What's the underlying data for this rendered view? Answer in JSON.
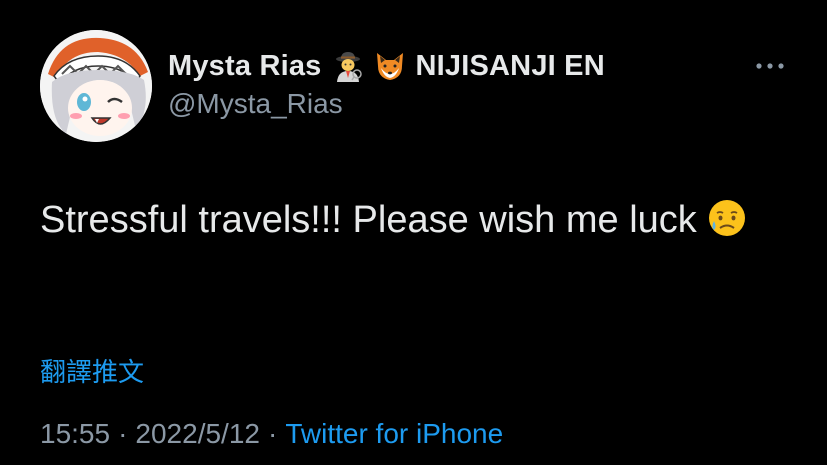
{
  "author": {
    "display_name": "Mysta Rias",
    "emoji_1": "detective-emoji",
    "emoji_2": "fox-emoji",
    "affiliation": "NIJISANJI EN",
    "handle": "@Mysta_Rias"
  },
  "tweet": {
    "text": "Stressful travels!!! Please wish me luck",
    "emoji": "sad-but-relieved-face-emoji",
    "translate_label": "翻譯推文"
  },
  "meta": {
    "time": "15:55",
    "separator": "·",
    "date": "2022/5/12",
    "source": "Twitter for iPhone"
  },
  "more_icon": "ellipsis-icon",
  "colors": {
    "background": "#000000",
    "primary_text": "#e7e9ea",
    "secondary_text": "#8b98a5",
    "link": "#1d9bf0"
  }
}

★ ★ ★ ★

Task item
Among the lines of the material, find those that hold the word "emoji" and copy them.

Expected output
    "emoji_1": "detective-emoji",
    "emoji_2": "fox-emoji",
    "emoji": "sad-but-relieved-face-emoji",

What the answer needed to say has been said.